We have Ashfield Medical Centre in Beanfield as our doctor's surgery. We used to use a surgery in Netherfield, but the receptionists there were not exactly careful with our privacy, particularly when we were waiting at the reception desk, so we moved to the new surgery. I went to collect the prescriptions early this morning and then went to the Cox and Robinson pharmacy which is next door to have these made up. I had to wait around 10 minutes for this and then the pharmacist came out with the made-up medications and said he wanted to speak to me in the consultation area.
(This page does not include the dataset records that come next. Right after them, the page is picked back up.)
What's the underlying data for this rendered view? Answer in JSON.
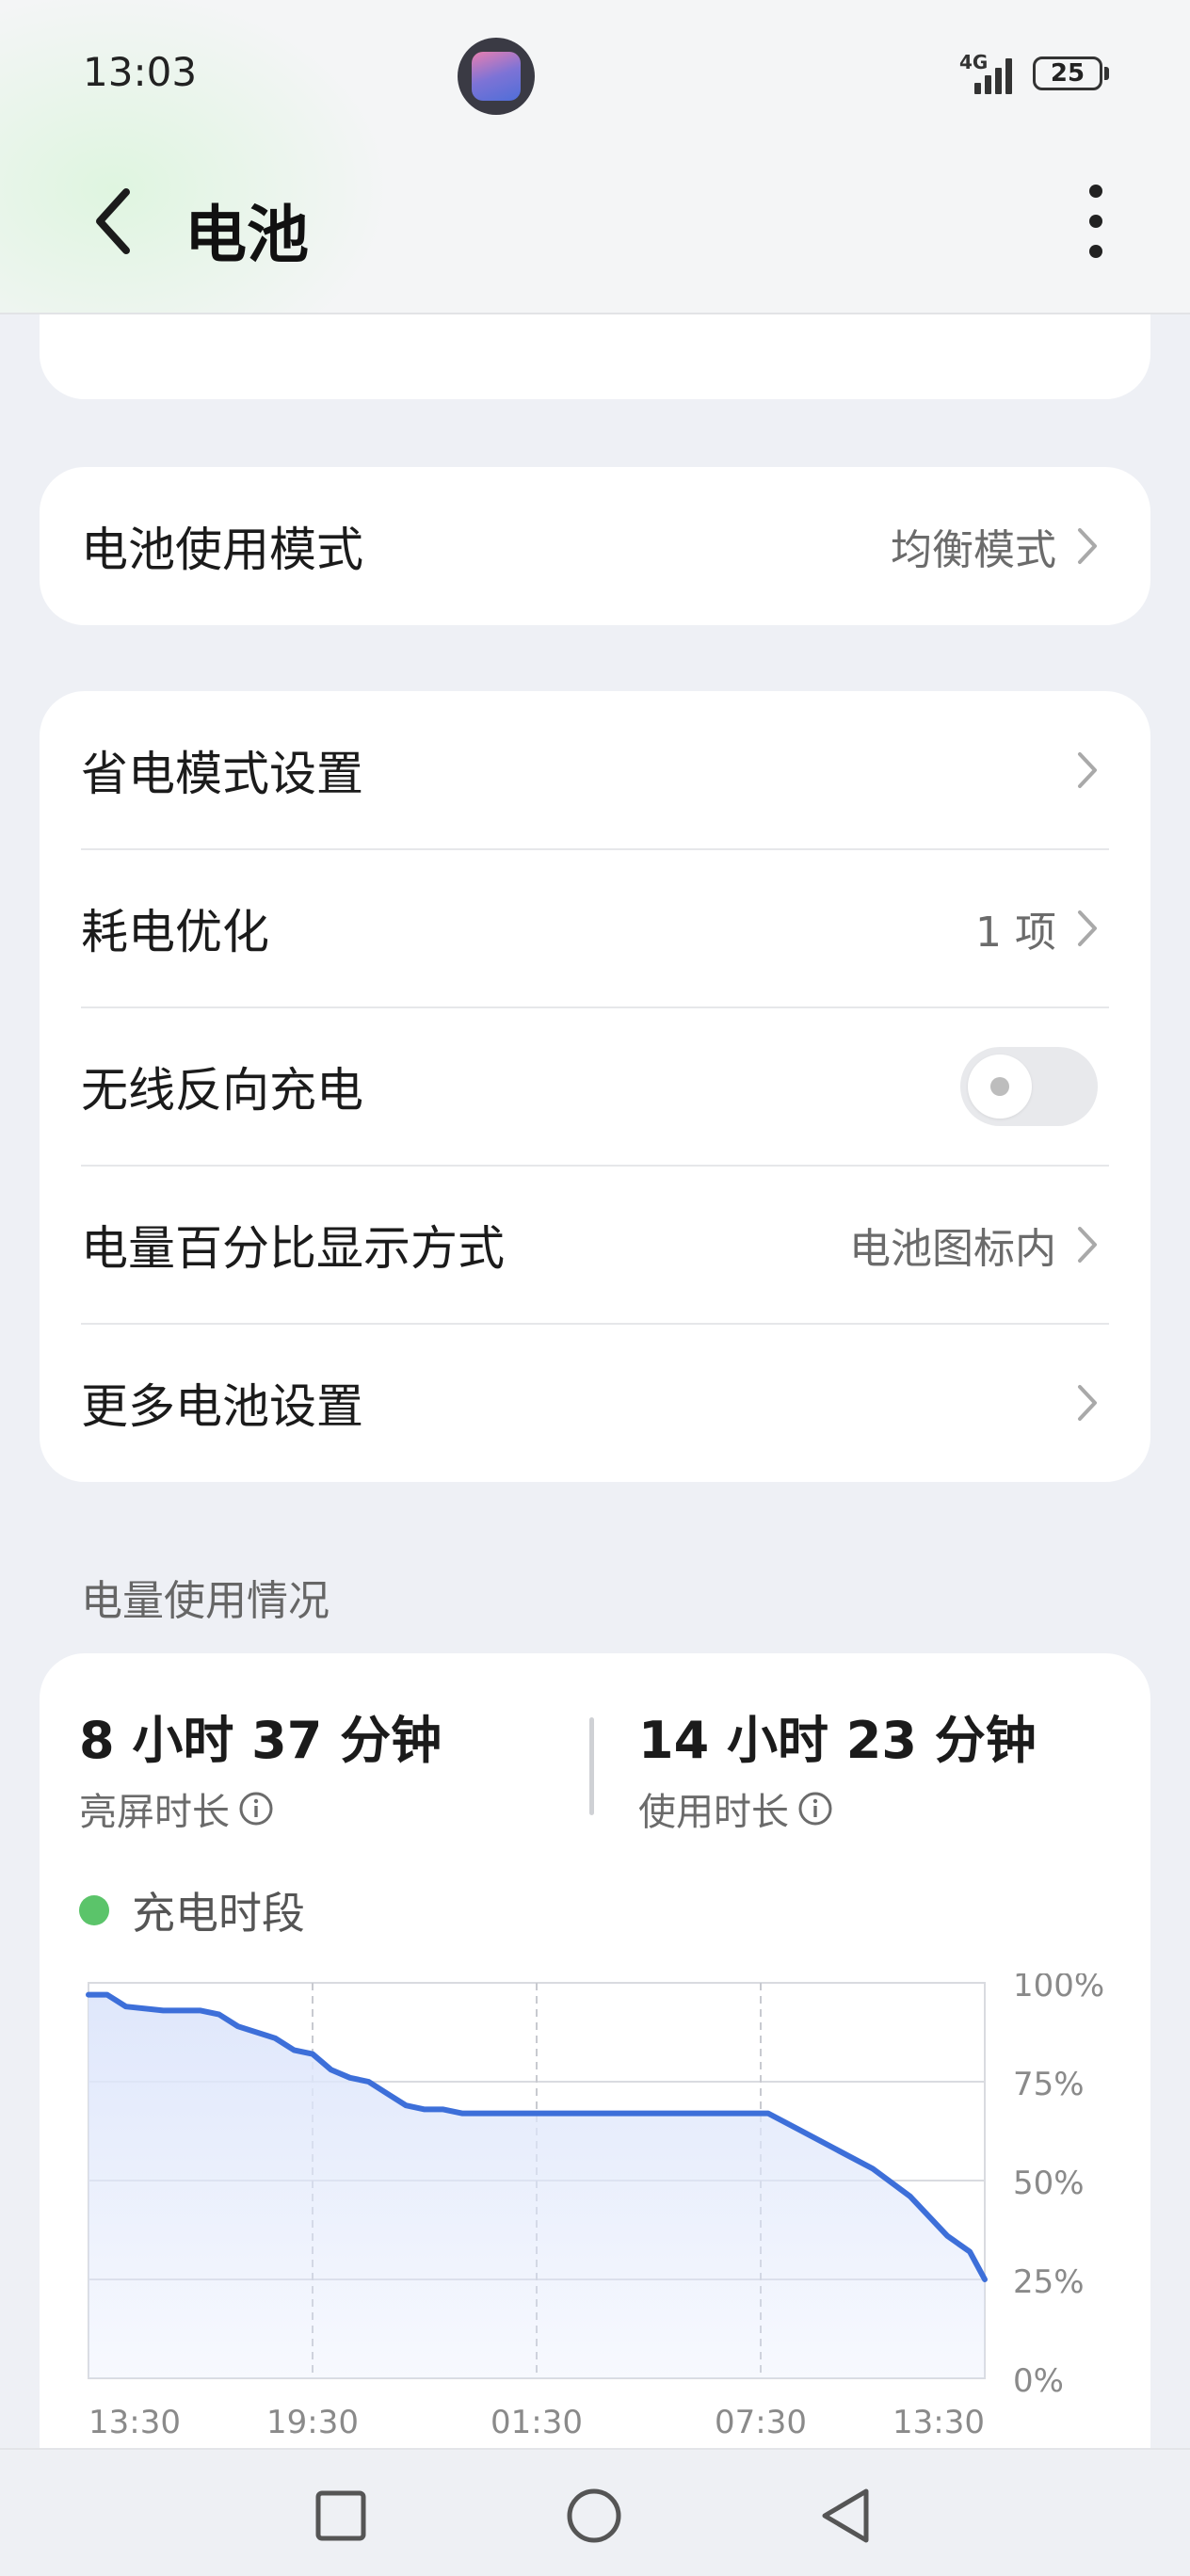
{
  "status_bar": {
    "time": "13:03",
    "network": "4G",
    "battery_level": "25"
  },
  "header": {
    "title": "电池"
  },
  "battery_progress": {
    "fill_fraction": 0.25,
    "color": "#5bc46a"
  },
  "mode_card": {
    "label": "电池使用模式",
    "value": "均衡模式"
  },
  "settings": {
    "power_saving": {
      "label": "省电模式设置"
    },
    "optimization": {
      "label": "耗电优化",
      "value": "1 项"
    },
    "reverse_charging": {
      "label": "无线反向充电",
      "enabled": false
    },
    "percentage_display": {
      "label": "电量百分比显示方式",
      "value": "电池图标内"
    },
    "more": {
      "label": "更多电池设置"
    }
  },
  "usage": {
    "section_title": "电量使用情况",
    "screen_on_value": "8 小时 37 分钟",
    "screen_on_label": "亮屏时长",
    "usage_value": "14 小时 23 分钟",
    "usage_label": "使用时长",
    "legend_label": "充电时段"
  },
  "chart_data": {
    "type": "area",
    "title": "",
    "xlabel": "",
    "ylabel": "",
    "x_ticks": [
      "13:30",
      "19:30",
      "01:30",
      "07:30",
      "13:30"
    ],
    "y_ticks": [
      "100%",
      "75%",
      "50%",
      "25%",
      "0%"
    ],
    "ylim": [
      0,
      100
    ],
    "x_hours": [
      0,
      0.5,
      1,
      2,
      3,
      3.5,
      4,
      5,
      5.5,
      6,
      6.5,
      7,
      7.5,
      8,
      8.5,
      9,
      9.5,
      10,
      12,
      14,
      16,
      18,
      18.2,
      19,
      20,
      21,
      22,
      22.5,
      23,
      23.6,
      24
    ],
    "values": [
      97,
      97,
      94,
      93,
      93,
      92,
      89,
      86,
      83,
      82,
      78,
      76,
      75,
      72,
      69,
      68,
      68,
      67,
      67,
      67,
      67,
      67,
      67,
      63,
      58,
      53,
      46,
      41,
      36,
      32,
      25
    ],
    "grid": true,
    "line_color": "#3d6fd9",
    "fill_color": "#dfe7fb"
  }
}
I am used to having my medications reviewed regularly. Usually this is done by my doctor, but I presume they are now farming out this to local pharmacists. When you have repeat medications, and for long-term health conditions such as a heart condition, which I have it is very important that these drugs are reviewed regularly so as to ensure correct administration and that they are working effectively. Also, with the current economic climate, the N.H.S. will be making sure that there is no unnecessary waste. When I worked as a Support Worker for the Learning Disability Service of the Bedfordshire and Luton N.H.S. Trust I was a keyworker and linkworker for some of the clients in my care, and part of the job was to review their medication. We had to find out if medications they were on would interact and to keep a sharp eye out for any side-effects. We used a standard N.H.S. book called the B.N.F. (British National Formulary) which lists virtually every known prescription drug in use by the N.H.S. as well as alerting professionals such as doctors, carers etc as to the side-effects of these drugs. There is also an on-line version, which you have to register with before you can use, so of you want to find out accurate information about a particular drug, I can recommend it. I have done several drugs administration courses as part of my former job, and also know how to handle and administer medications, including recording of what has been given and when, which is extremely important.
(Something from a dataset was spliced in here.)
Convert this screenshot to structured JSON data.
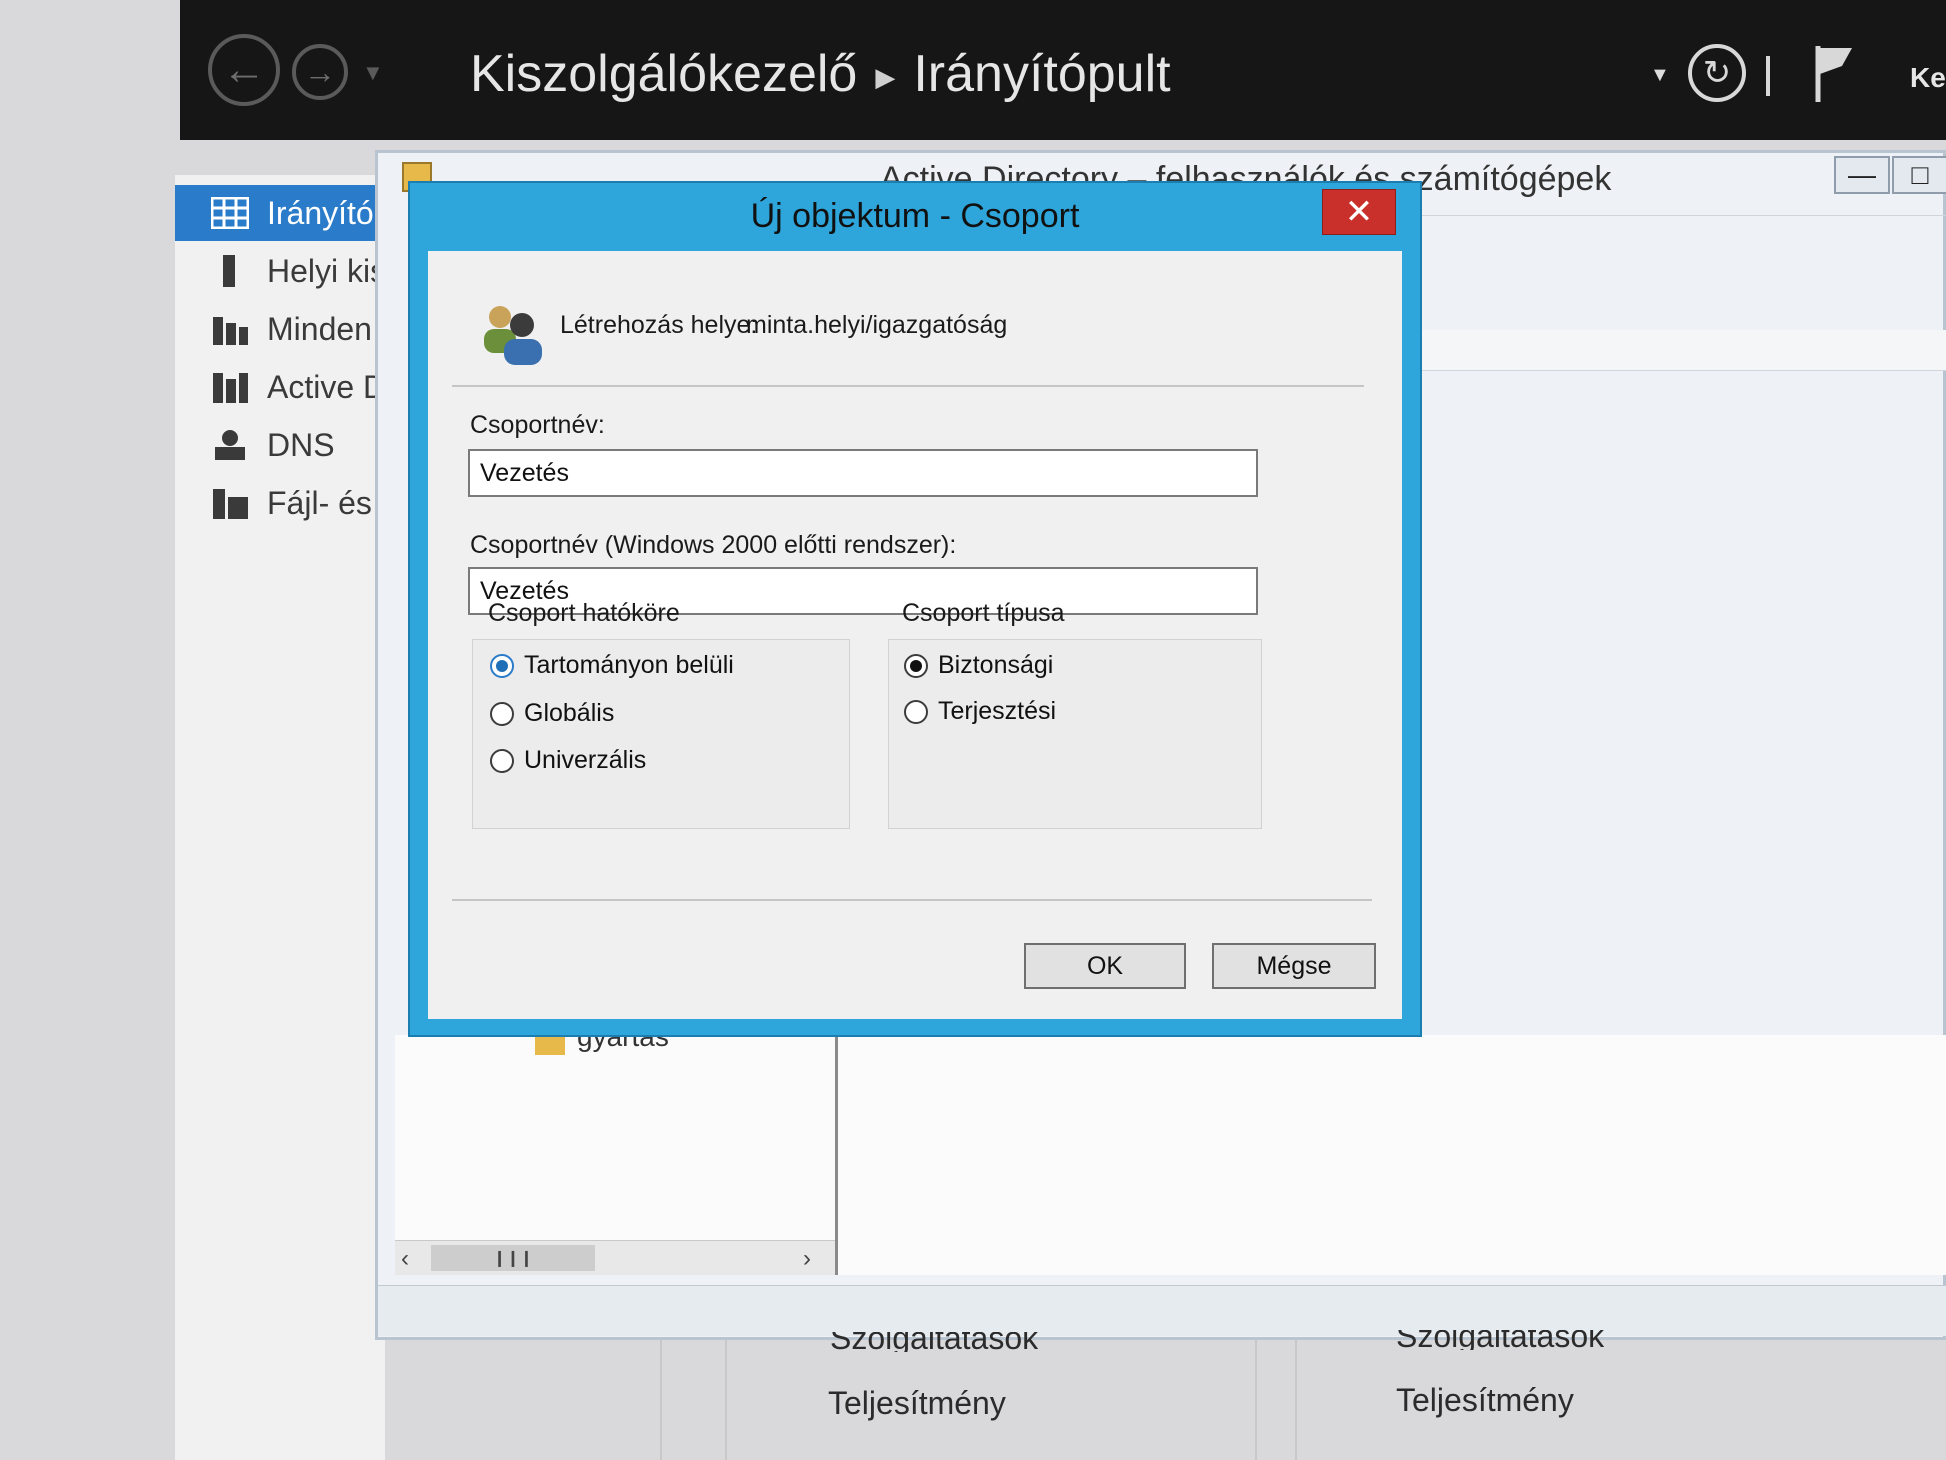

The pharmacist at the chemist went through all my medications with me, asking me what time I took them, and did I know what they did. In all cases I know exactly what they are for, partly as a result of research on the B.N.F. website and partly from asking the professionals I have appointments with as I always ask whenever my medications are changed, including when the dosage is increased or decreased. All dealt with in an extremly professional manner and makes me confident that I'm being dealt with properly. Any information deemed important would be passed on to the surgery.